It is difficult to assess which one of the patients is at the highest risk for suicide attempt because more details are needed to be able to provide such nursing evaluation. However, it can be presumed that the 80-year-old male patient who has recently become a widower belongs to the group with the highest risk of suicide possibility (Korver, Quee, Boos, Simons, & De Haan, 2012). Many older adults may have a prolonged untreated depression coupled with chronic diseases, which can adversely complicate the mental stability of a person. In the case of the man, his depression can be doubled by the loss of the spouse and the possible lack of social interaction. The danger of the situation is also connected to the fact that elderly adults often think the self-murder attempts through, which makes them more likely to be successful. Subsequently, the 80-year-old man requires special attention in nursing care.
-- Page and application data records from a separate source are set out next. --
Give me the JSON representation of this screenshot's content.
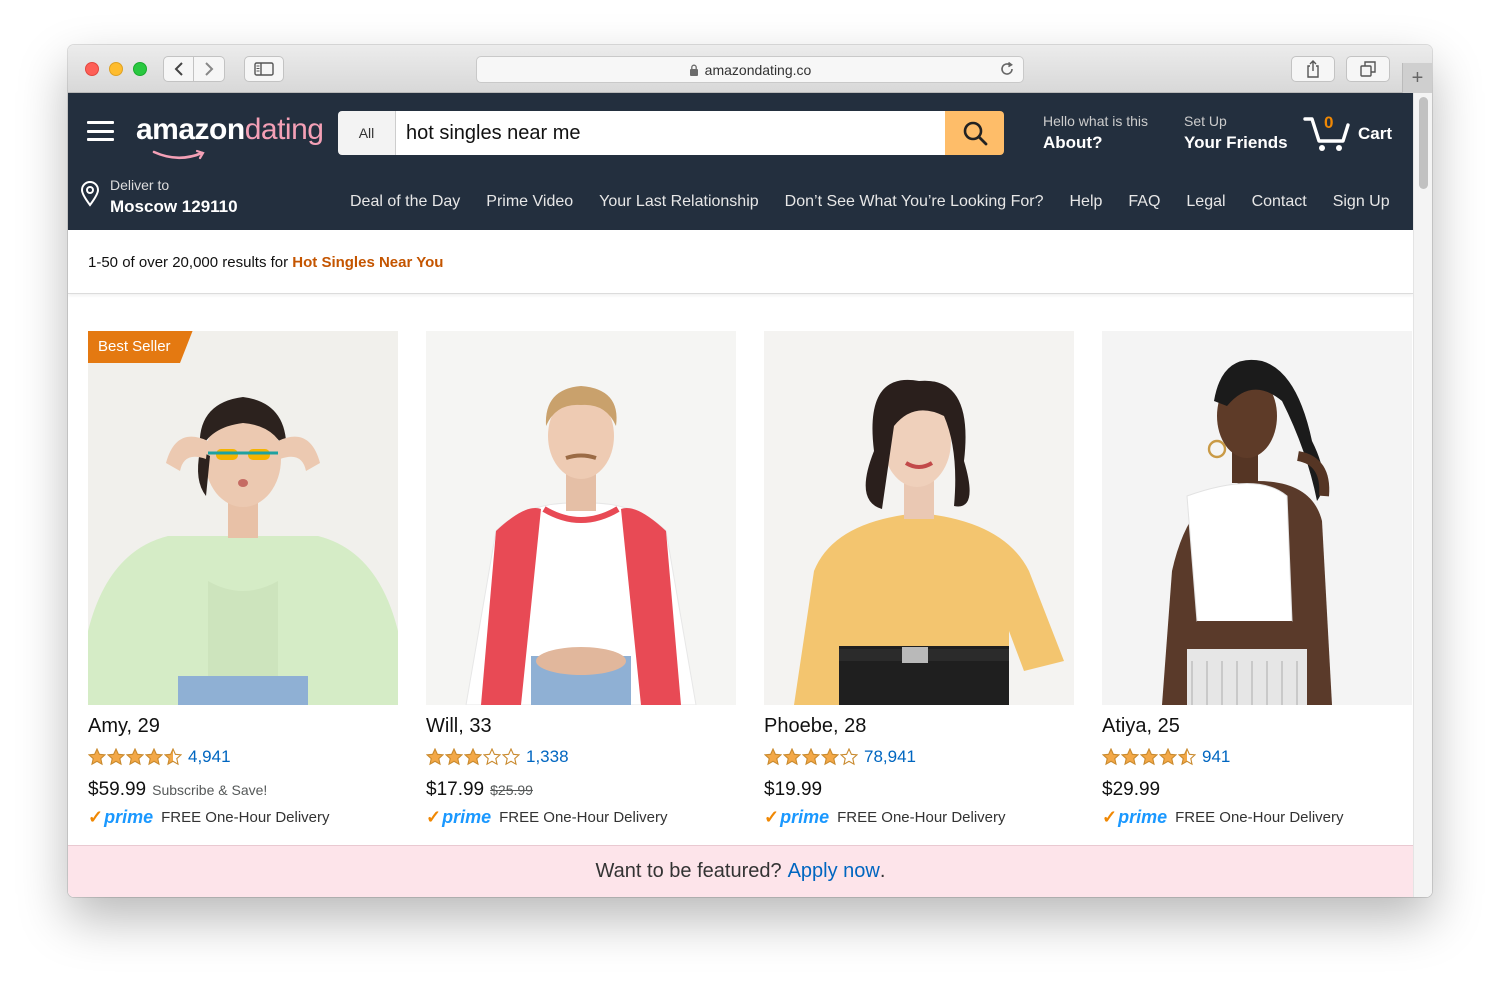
{
  "browser": {
    "url": "amazondating.co",
    "new_tab_symbol": "+"
  },
  "header": {
    "logo_primary": "amazon",
    "logo_secondary": "dating",
    "search": {
      "category": "All",
      "query": "hot singles near me"
    },
    "about": {
      "line1": "Hello what is this",
      "line2": "About?"
    },
    "friends": {
      "line1": "Set Up",
      "line2": "Your Friends"
    },
    "cart": {
      "count": "0",
      "label": "Cart"
    },
    "deliver": {
      "line1": "Deliver to",
      "line2": "Moscow 129110"
    },
    "nav": [
      "Deal of the Day",
      "Prime Video",
      "Your Last Relationship",
      "Don’t See What You’re Looking For?",
      "Help",
      "FAQ",
      "Legal",
      "Contact",
      "Sign Up"
    ]
  },
  "results": {
    "prefix": "1-50 of over 20,000 results for ",
    "query": "Hot Singles Near You"
  },
  "products": [
    {
      "badge": "Best Seller",
      "name": "Amy, 29",
      "stars": 4.5,
      "reviews": "4,941",
      "price": "$59.99",
      "was_price": "",
      "price_note": "Subscribe & Save!",
      "prime": "prime",
      "shipping": "FREE One-Hour Delivery",
      "shirt_color": "#d5ecc6",
      "bg_color": "#f1f0ec"
    },
    {
      "badge": "",
      "name": "Will, 33",
      "stars": 3,
      "reviews": "1,338",
      "price": "$17.99",
      "was_price": "$25.99",
      "price_note": "",
      "prime": "prime",
      "shipping": "FREE One-Hour Delivery",
      "shirt_color": "#ffffff",
      "bg_color": "#f5f5f3"
    },
    {
      "badge": "",
      "name": "Phoebe, 28",
      "stars": 4,
      "reviews": "78,941",
      "price": "$19.99",
      "was_price": "",
      "price_note": "",
      "prime": "prime",
      "shipping": "FREE One-Hour Delivery",
      "shirt_color": "#f3c56f",
      "bg_color": "#f4f3f1"
    },
    {
      "badge": "",
      "name": "Atiya, 25",
      "stars": 4.5,
      "reviews": "941",
      "price": "$29.99",
      "was_price": "",
      "price_note": "",
      "prime": "prime",
      "shipping": "FREE One-Hour Delivery",
      "shirt_color": "#ffffff",
      "bg_color": "#f4f4f4"
    }
  ],
  "banner": {
    "text": "Want to be featured?",
    "link": "Apply now",
    "period": "."
  },
  "colors": {
    "header_bg": "#232f3e",
    "search_button": "#febd69",
    "accent_orange": "#e47911",
    "link_blue": "#0066c0",
    "star_gold": "#f3a847",
    "banner_bg": "#fde4ea"
  }
}
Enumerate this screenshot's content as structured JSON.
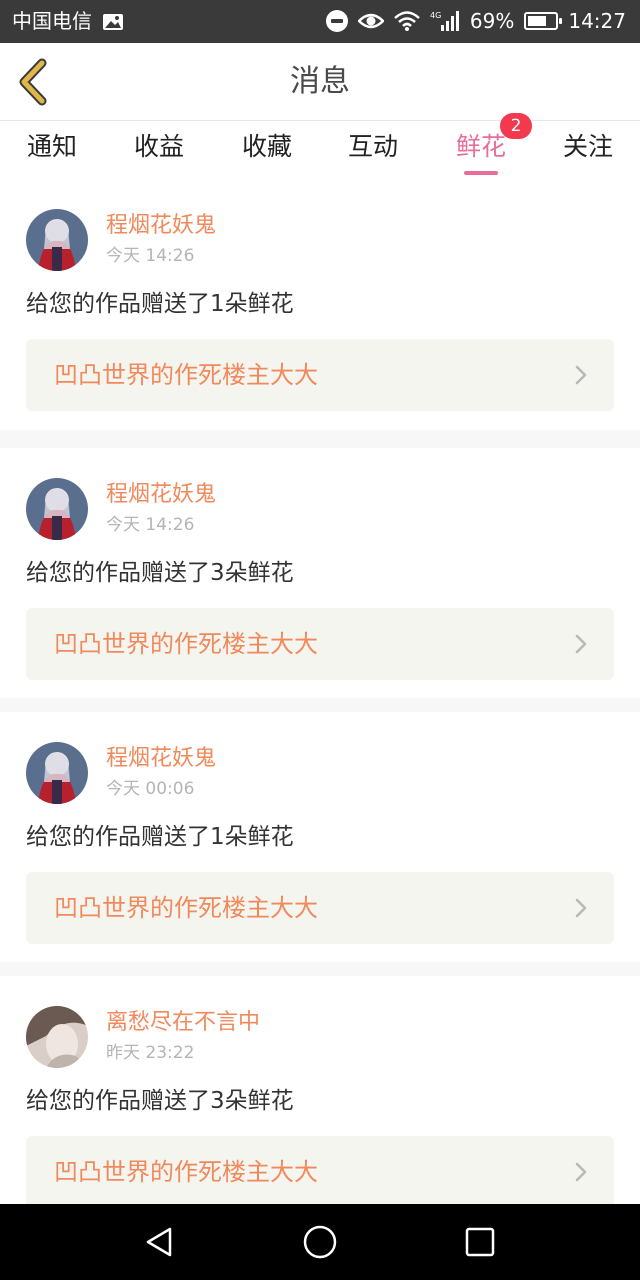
{
  "status": {
    "carrier": "中国电信",
    "battery": "69%",
    "time": "14:27",
    "network": "4G"
  },
  "header": {
    "title": "消息"
  },
  "tabs": [
    {
      "label": "通知"
    },
    {
      "label": "收益"
    },
    {
      "label": "收藏"
    },
    {
      "label": "互动"
    },
    {
      "label": "鲜花",
      "active": true,
      "badge": "2"
    },
    {
      "label": "关注"
    }
  ],
  "messages": [
    {
      "user": "程烟花妖鬼",
      "time": "今天 14:26",
      "text": "给您的作品赠送了1朵鲜花",
      "work": "凹凸世界的作死楼主大大"
    },
    {
      "user": "程烟花妖鬼",
      "time": "今天 14:26",
      "text": "给您的作品赠送了3朵鲜花",
      "work": "凹凸世界的作死楼主大大"
    },
    {
      "user": "程烟花妖鬼",
      "time": "今天 00:06",
      "text": "给您的作品赠送了1朵鲜花",
      "work": "凹凸世界的作死楼主大大"
    },
    {
      "user": "离愁尽在不言中",
      "time": "昨天 23:22",
      "text": "给您的作品赠送了3朵鲜花",
      "work": "凹凸世界的作死楼主大大"
    }
  ],
  "colors": {
    "accent": "#e86d9b",
    "username": "#f0895c",
    "badge": "#f2394d",
    "back_icon": "#e0b84a"
  }
}
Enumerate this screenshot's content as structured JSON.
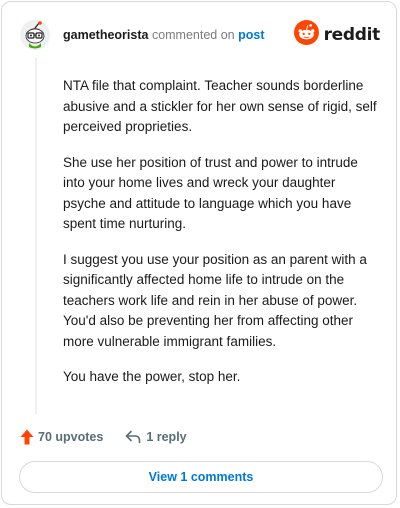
{
  "header": {
    "username": "gametheorista",
    "commented_text": "commented on",
    "post_link": "post",
    "logo_text": "reddit"
  },
  "comment": {
    "paragraphs": [
      "NTA file that complaint. Teacher sounds borderline abusive and a stickler for her own sense of rigid, self perceived proprieties.",
      "She use her position of trust and power to intrude into your home lives and wreck your daughter psyche and attitude to language which you have spent time nurturing.",
      "I suggest you use your position as an parent with a significantly affected home life to intrude on the teachers work life and rein in her abuse of power. You'd also be preventing her from affecting other more vulnerable immigrant families.",
      "You have the power, stop her."
    ]
  },
  "actions": {
    "upvotes_label": "70 upvotes",
    "reply_label": "1 reply",
    "view_comments_label": "View 1 comments"
  },
  "colors": {
    "brand": "#ff4500",
    "link": "#0079d3",
    "border": "#d7dadc"
  },
  "icons": {
    "avatar": "snoo-avatar-icon",
    "logo": "reddit-logo-icon",
    "upvote": "upvote-arrow-icon",
    "reply": "reply-arrow-icon"
  }
}
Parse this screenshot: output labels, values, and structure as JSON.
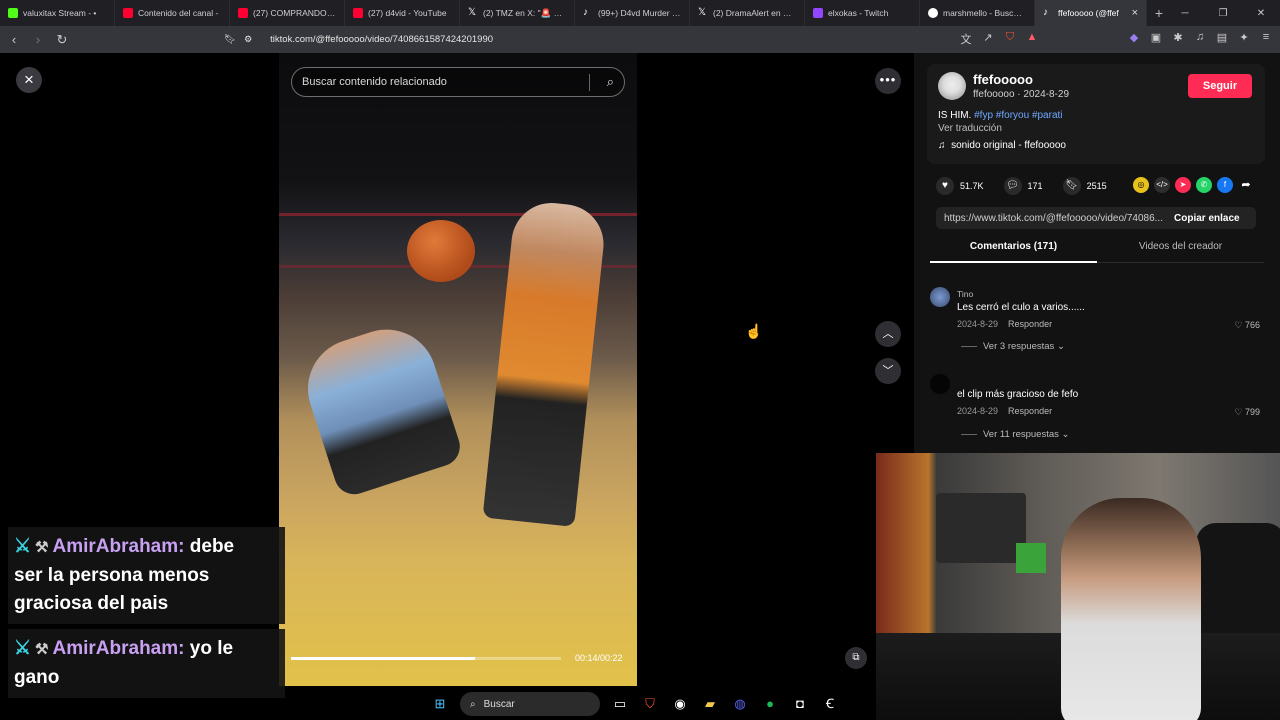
{
  "browser": {
    "tabs": [
      {
        "title": "valuxitax Stream - •",
        "color": "#53fc18"
      },
      {
        "title": "Contenido del canal -",
        "color": "#ff0033"
      },
      {
        "title": "(27) COMPRANDO EN",
        "color": "#ff0033"
      },
      {
        "title": "(27) d4vid - YouTube",
        "color": "#ff0033"
      },
      {
        "title": "(2) TMZ en X: \"🚨 BRE",
        "color": "#ffffff"
      },
      {
        "title": "(99+) D4vd Murder Cas",
        "color": "#ffffff"
      },
      {
        "title": "(2) DramaAlert en X: \"#",
        "color": "#ffffff"
      },
      {
        "title": "elxokas - Twitch",
        "color": "#9146ff"
      },
      {
        "title": "marshmello - Buscar c",
        "color": "#ffffff"
      },
      {
        "title": "ffefooooo (@ffef",
        "color": "#ffffff"
      }
    ],
    "url": "tiktok.com/@ffefooooo/video/7408661587424201990",
    "new_tab": "+"
  },
  "video": {
    "search_placeholder": "Buscar contenido relacionado",
    "time": "00:14/00:22",
    "progress": 0.68
  },
  "chat": [
    {
      "user": "AmirAbraham:",
      "lines": [
        "debe",
        "ser la persona menos",
        "graciosa del pais"
      ]
    },
    {
      "user": "AmirAbraham:",
      "lines": [
        "yo le",
        "gano"
      ]
    }
  ],
  "post": {
    "username": "ffefooooo",
    "subline": "ffefooooo · 2024-8-29",
    "follow": "Seguir",
    "caption": "IS HIM.",
    "hashtags": "#fyp #foryou #parati",
    "translate": "Ver traducción",
    "music": "sonido original - ffefooooo",
    "likes": "51.7K",
    "comments": "171",
    "saves": "2515",
    "link": "https://www.tiktok.com/@ffefooooo/video/74086...",
    "copy": "Copiar enlace"
  },
  "tabs": {
    "comments": "Comentarios (171)",
    "creator": "Videos del creador"
  },
  "comments": [
    {
      "name": "Tino",
      "text": "Les cerró el culo a varios......",
      "date": "2024-8-29",
      "reply": "Responder",
      "likes": "766",
      "replies": "Ver 3 respuestas"
    },
    {
      "name": "",
      "text": "el clip más gracioso de fefo",
      "date": "2024-8-29",
      "reply": "Responder",
      "likes": "799",
      "replies": "Ver 11 respuestas"
    }
  ],
  "taskbar": {
    "search": "Buscar"
  }
}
Bernstein, I., Rush, A., Suppes, T., Kyotoku, Y., & Warden, D. (2014). The quick inventory of depressive symptomatology (Clinician and self-report versions) in patients with bipolar disorder. CNS Spectrums, 15(6), 367-373.
Korver, N., Quee, P., Boos, H., Simons, C., De Haan, L. (2012). Genetic risk and outcome of psychosis (group), a multi site longitudinal cohort study focused on gene-environment interaction: Objectives, sample characteristics, recruitment and assessment methods. International Journal of Methods in Psychiatric Research, 21(3), 205-221.
Lako, I., Bruggeman, R., Knegtering, H., Wiersma, D., Schoevers, R., Slooff, C., & Taxis, K. (2012). A systematic review of instruments to measure depressive symptoms in patients with schizophrenia. Journal of Affective Disorders, 140(1), 38-47.
Lako, I., Wigman, J., Klaassen, R., Slooff, C., Taxis, K., & Bartels-Velthuis, A. (2014). Psychometric properties of the self-report version of the Quick Inventory of Depressive Symptoms (QIDS-SR16) questionnaire in patients with schizophrenia. BMC Psychiatry, 14(247), 1-8.